### RECORDS FOR THIS TASK ###
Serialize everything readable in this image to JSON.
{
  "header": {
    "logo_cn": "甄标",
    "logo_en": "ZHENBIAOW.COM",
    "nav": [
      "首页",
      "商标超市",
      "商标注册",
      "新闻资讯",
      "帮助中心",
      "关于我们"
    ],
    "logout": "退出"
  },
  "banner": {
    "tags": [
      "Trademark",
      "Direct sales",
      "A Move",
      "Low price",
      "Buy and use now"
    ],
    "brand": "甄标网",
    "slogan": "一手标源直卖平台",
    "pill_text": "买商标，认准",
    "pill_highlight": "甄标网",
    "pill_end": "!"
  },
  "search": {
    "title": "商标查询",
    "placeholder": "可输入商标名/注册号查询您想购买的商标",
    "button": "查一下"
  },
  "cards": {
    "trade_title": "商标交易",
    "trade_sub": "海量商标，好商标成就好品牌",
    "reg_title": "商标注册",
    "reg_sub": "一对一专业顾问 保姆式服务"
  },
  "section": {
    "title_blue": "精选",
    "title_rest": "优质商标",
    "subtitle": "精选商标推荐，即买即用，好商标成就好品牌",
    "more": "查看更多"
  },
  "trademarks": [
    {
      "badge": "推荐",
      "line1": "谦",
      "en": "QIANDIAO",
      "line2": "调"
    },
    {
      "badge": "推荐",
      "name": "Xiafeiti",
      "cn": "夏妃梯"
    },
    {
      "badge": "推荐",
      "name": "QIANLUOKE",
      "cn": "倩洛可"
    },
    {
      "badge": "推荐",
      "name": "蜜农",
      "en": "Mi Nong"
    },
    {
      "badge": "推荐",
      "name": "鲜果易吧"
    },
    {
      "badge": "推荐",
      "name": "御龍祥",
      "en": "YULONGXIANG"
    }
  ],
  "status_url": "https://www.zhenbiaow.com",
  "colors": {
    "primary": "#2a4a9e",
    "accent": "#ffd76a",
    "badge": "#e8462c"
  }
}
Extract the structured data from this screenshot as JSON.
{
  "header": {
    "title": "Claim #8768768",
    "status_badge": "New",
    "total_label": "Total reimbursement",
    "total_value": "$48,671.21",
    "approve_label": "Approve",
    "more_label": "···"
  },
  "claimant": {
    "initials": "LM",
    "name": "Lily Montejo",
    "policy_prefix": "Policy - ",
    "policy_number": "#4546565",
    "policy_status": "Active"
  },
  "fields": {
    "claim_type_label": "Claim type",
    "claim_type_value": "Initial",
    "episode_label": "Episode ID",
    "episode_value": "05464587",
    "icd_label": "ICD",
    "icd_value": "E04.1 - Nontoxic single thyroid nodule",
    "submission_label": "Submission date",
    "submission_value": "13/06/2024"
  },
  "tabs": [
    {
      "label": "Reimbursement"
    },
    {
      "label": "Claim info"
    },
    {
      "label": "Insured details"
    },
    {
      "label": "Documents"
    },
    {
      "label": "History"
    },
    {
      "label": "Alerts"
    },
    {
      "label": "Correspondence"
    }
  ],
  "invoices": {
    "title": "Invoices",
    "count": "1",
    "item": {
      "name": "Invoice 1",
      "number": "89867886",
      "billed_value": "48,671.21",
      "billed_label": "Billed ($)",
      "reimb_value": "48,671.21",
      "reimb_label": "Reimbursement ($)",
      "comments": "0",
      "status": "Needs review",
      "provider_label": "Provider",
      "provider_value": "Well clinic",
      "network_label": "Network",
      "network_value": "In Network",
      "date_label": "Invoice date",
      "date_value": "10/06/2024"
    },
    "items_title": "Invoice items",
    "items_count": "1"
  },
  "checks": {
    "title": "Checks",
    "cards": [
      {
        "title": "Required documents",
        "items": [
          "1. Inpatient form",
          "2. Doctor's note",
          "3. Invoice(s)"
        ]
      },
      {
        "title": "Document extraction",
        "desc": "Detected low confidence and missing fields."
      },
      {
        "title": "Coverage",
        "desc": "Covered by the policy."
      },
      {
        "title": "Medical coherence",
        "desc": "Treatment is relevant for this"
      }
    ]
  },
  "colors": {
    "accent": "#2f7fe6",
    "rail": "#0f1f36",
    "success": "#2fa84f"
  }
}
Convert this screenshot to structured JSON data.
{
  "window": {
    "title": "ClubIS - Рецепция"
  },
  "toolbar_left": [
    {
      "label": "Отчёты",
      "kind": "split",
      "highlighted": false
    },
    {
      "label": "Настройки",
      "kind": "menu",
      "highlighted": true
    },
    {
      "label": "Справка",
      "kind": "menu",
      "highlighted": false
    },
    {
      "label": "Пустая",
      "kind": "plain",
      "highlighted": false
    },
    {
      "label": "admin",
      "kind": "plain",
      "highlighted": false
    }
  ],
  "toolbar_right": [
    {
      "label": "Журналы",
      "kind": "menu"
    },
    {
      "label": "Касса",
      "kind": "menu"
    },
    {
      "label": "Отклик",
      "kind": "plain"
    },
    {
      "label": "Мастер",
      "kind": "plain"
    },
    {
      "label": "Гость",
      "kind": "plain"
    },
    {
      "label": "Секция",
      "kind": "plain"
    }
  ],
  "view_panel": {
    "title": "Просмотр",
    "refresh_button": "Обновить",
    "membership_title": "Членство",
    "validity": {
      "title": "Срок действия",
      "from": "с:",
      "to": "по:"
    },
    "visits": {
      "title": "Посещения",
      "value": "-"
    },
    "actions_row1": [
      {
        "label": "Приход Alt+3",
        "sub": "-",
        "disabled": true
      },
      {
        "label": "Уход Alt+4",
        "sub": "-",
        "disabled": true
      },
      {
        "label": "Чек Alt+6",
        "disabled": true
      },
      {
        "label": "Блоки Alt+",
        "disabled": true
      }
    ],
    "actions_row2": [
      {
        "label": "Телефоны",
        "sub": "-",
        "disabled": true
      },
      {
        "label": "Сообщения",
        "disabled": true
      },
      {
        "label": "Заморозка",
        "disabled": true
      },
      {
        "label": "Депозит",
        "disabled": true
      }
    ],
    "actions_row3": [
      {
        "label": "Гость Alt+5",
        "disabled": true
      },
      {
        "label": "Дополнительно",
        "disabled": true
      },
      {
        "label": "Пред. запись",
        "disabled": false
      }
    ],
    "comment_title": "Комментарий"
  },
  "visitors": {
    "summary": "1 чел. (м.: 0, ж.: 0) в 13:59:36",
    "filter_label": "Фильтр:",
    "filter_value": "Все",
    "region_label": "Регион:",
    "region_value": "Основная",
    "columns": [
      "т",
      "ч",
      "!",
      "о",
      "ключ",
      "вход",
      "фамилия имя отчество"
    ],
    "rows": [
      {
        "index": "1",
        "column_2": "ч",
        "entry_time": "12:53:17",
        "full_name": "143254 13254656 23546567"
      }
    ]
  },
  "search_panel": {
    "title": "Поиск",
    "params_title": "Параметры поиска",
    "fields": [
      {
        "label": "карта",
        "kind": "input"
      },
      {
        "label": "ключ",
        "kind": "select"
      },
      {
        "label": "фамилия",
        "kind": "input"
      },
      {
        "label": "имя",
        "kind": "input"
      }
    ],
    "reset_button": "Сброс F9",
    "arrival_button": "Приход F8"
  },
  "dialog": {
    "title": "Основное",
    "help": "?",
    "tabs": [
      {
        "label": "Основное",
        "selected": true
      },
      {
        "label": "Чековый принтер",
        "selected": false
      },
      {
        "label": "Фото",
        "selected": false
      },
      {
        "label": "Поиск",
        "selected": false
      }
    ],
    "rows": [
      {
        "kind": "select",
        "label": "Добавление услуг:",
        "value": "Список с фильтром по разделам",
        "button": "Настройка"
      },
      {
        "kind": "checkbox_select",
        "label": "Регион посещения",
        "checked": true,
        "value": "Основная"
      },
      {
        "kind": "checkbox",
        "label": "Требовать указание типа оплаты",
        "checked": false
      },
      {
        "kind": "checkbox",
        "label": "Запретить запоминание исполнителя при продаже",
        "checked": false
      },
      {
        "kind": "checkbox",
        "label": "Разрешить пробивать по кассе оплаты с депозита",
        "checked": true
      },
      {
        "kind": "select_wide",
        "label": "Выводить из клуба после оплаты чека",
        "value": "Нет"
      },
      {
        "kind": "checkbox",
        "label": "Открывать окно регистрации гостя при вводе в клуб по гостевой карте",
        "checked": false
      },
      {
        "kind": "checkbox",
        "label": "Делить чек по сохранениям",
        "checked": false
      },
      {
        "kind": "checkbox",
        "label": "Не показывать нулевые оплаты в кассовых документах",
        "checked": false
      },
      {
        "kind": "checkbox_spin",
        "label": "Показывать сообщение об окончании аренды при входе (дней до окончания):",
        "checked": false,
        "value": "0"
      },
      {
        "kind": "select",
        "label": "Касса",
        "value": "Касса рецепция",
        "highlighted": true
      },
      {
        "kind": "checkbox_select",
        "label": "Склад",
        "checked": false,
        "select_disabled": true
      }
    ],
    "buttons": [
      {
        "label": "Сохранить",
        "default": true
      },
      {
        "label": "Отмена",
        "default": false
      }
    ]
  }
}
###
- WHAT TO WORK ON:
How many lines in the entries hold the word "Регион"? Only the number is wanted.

- EXERCISE ANSWER:
2